WHAT YOU NEED TO DO ▸ Supply the number of lines in the listing below in which the word "Plan" occurs, and nothing else.
Top of INPUT MATERIAL
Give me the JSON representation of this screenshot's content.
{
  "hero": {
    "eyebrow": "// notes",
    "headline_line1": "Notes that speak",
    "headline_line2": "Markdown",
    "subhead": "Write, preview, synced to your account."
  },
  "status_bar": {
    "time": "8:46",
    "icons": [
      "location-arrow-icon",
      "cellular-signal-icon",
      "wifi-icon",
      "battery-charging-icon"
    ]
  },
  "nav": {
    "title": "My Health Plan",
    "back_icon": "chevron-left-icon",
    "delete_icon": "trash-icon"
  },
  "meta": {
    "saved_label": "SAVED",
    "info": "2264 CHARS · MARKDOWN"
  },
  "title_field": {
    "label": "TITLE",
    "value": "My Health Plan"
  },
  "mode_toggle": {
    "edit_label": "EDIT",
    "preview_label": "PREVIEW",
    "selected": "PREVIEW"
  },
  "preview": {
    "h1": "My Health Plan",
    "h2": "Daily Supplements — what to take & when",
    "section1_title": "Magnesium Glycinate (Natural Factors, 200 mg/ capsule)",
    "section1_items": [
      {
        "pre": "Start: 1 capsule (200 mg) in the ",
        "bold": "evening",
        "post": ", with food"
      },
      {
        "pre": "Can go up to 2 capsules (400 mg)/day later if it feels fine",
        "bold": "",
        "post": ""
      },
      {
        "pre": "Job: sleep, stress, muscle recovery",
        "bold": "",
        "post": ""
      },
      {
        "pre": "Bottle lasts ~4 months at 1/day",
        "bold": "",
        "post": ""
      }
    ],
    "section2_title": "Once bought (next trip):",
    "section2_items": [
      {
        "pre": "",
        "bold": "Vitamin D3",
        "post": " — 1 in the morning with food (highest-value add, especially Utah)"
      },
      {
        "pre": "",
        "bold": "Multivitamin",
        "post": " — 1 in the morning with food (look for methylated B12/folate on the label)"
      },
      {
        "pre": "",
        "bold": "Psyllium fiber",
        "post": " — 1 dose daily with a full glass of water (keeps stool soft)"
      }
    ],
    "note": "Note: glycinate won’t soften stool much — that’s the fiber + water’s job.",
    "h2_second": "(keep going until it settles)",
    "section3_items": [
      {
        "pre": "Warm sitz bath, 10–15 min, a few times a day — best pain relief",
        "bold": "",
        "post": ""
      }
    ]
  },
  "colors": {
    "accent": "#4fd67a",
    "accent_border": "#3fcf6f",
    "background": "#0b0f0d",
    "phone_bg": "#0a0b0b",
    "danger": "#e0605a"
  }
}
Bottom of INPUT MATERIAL
ANSWER SECTION ▸ 3